WORK TASK: Could you count the lines in the entries beneath that hold the word "title"? Respond with the number alone.
(Beginning of INFORMATION)
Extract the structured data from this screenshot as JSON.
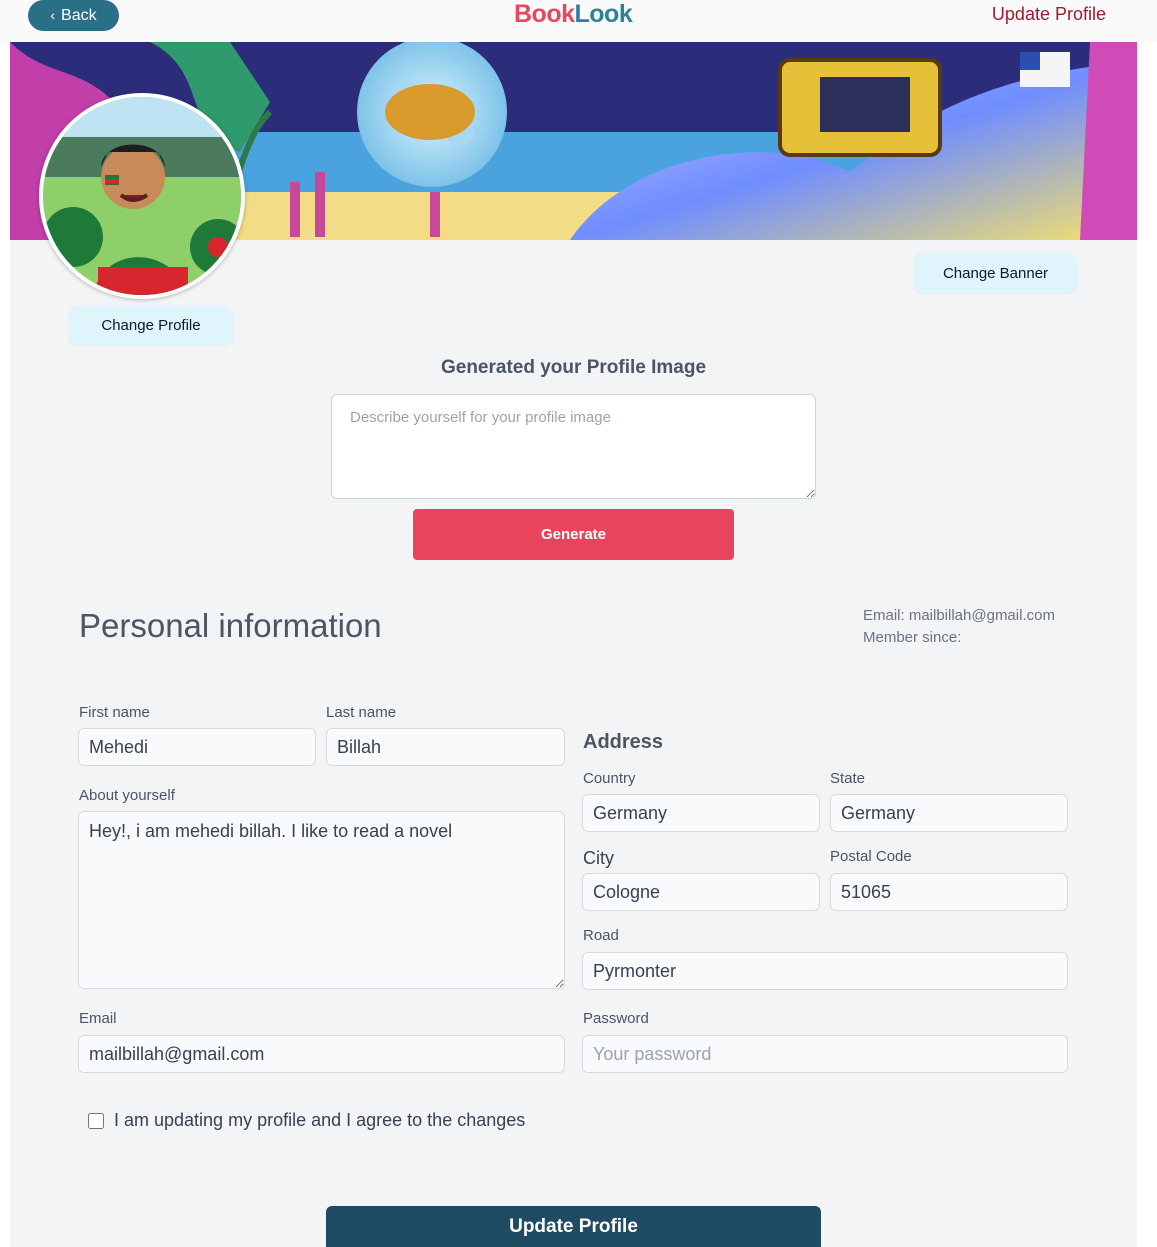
{
  "topbar": {
    "back_label": "Back",
    "logo_part1": "Book",
    "logo_part2": "Look",
    "update_profile_link": "Update Profile"
  },
  "profile": {
    "change_banner_label": "Change Banner",
    "change_profile_label": "Change Profile"
  },
  "generator": {
    "title": "Generated your Profile Image",
    "placeholder": "Describe yourself for your profile image",
    "generate_label": "Generate"
  },
  "personal": {
    "title": "Personal information",
    "email_meta": "Email: mailbillah@gmail.com",
    "member_since": "Member since:",
    "first_name_label": "First name",
    "first_name": "Mehedi",
    "last_name_label": "Last name",
    "last_name": "Billah",
    "about_label": "About yourself",
    "about": "Hey!, i am mehedi billah. I like to read a novel",
    "email_label": "Email",
    "email": "mailbillah@gmail.com"
  },
  "address": {
    "title": "Address",
    "country_label": "Country",
    "country": "Germany",
    "state_label": "State",
    "state": "Germany",
    "city_label": "City",
    "city": "Cologne",
    "postal_label": "Postal Code",
    "postal": "51065",
    "road_label": "Road",
    "road": "Pyrmonter",
    "password_label": "Password",
    "password_placeholder": "Your password"
  },
  "agree_text": "I am updating my profile and I agree to the changes",
  "submit_label": "Update Profile",
  "colors": {
    "accent_red": "#e8455d",
    "dark_teal": "#1f4b63",
    "back_button": "#2a6f86",
    "pill_bg": "#dff5fb",
    "link_red": "#9b1c2e"
  }
}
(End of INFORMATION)
RESPONSE TO THIS EXERCISE: 3